**WORK TO COMPLETE:** Copy out every line of the records where the string "labels" occurs.
··· LISTED ENTRIES
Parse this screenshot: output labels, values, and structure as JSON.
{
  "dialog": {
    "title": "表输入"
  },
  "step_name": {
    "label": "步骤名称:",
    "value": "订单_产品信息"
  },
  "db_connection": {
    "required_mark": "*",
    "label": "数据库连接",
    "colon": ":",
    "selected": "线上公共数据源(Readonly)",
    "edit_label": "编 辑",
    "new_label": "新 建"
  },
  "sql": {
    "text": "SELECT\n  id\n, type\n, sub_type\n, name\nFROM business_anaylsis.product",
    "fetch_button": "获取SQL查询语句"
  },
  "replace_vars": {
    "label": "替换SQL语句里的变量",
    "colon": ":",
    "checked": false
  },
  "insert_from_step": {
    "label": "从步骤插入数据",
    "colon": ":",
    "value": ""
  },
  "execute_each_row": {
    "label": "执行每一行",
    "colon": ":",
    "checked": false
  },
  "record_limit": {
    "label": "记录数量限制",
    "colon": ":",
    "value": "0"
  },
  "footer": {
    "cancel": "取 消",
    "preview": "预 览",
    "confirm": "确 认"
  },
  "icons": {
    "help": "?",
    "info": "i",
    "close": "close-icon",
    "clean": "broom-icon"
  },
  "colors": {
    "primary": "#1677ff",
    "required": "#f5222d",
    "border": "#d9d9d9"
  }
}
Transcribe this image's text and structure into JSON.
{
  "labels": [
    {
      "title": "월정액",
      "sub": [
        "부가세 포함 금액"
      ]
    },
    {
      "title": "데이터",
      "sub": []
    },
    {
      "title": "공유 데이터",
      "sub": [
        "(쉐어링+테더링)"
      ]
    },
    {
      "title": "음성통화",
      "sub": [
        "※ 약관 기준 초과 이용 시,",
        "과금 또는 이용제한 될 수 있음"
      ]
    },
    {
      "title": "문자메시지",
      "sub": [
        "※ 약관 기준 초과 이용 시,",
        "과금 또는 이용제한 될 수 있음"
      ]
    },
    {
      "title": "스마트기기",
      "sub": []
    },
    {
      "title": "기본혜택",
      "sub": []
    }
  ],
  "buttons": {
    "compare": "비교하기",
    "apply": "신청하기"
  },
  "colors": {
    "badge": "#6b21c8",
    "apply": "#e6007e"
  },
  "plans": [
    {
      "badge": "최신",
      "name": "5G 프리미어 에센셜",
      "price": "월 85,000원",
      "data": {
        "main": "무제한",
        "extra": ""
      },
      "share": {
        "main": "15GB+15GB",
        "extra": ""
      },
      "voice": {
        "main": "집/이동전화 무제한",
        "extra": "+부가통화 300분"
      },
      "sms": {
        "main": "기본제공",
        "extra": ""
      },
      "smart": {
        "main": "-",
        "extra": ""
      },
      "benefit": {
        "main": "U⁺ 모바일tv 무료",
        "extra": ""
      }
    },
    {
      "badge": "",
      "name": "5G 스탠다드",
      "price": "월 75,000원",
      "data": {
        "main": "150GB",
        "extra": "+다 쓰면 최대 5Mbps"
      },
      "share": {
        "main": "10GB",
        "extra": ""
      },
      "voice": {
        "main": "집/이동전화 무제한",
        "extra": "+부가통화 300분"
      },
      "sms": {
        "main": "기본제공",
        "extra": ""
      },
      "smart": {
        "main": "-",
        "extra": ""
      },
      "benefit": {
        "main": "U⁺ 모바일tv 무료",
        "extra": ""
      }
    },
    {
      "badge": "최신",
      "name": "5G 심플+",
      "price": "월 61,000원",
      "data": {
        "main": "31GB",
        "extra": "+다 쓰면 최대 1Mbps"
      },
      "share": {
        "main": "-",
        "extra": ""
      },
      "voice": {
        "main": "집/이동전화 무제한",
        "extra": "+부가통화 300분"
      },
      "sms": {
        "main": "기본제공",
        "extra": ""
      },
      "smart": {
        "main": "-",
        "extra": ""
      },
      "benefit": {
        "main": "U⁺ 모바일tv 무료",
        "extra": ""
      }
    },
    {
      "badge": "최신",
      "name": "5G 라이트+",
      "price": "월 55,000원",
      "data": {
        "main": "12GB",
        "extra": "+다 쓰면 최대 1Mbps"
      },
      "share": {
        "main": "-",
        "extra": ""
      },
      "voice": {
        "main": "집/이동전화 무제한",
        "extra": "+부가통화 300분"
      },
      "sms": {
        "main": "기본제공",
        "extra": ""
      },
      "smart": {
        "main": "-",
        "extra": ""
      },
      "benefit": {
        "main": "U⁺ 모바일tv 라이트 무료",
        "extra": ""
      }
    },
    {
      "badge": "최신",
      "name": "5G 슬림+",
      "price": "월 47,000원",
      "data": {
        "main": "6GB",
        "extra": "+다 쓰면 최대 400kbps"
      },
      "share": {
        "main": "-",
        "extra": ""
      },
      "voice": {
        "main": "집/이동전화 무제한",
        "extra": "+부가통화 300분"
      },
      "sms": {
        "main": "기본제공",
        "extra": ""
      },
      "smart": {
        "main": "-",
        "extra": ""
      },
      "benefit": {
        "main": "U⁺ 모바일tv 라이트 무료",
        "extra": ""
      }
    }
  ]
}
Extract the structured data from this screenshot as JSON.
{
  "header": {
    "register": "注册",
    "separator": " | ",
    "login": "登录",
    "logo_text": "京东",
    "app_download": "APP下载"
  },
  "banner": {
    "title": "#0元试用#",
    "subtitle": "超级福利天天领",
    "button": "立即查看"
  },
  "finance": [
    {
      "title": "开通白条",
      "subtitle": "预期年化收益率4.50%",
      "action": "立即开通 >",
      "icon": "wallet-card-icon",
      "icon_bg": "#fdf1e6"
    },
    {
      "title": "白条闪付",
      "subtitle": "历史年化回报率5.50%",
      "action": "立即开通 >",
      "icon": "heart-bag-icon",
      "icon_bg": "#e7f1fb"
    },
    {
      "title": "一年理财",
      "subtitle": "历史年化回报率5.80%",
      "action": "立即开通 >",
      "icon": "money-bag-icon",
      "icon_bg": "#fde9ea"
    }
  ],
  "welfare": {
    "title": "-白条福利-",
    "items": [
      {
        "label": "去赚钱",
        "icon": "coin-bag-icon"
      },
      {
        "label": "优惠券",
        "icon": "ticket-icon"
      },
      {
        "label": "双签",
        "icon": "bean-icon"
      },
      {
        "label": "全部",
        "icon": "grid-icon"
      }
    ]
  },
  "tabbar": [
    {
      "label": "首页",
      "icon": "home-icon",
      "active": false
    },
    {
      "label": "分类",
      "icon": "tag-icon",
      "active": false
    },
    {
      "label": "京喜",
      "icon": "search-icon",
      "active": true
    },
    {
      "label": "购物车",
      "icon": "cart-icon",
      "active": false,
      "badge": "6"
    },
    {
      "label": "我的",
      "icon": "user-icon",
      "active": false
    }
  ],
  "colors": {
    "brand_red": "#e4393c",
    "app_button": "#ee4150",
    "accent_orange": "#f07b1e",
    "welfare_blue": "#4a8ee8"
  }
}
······
**WRITTEN RESPONSE:**
Parse this screenshot: output labels, values, and structure as JSON.
  "labels": [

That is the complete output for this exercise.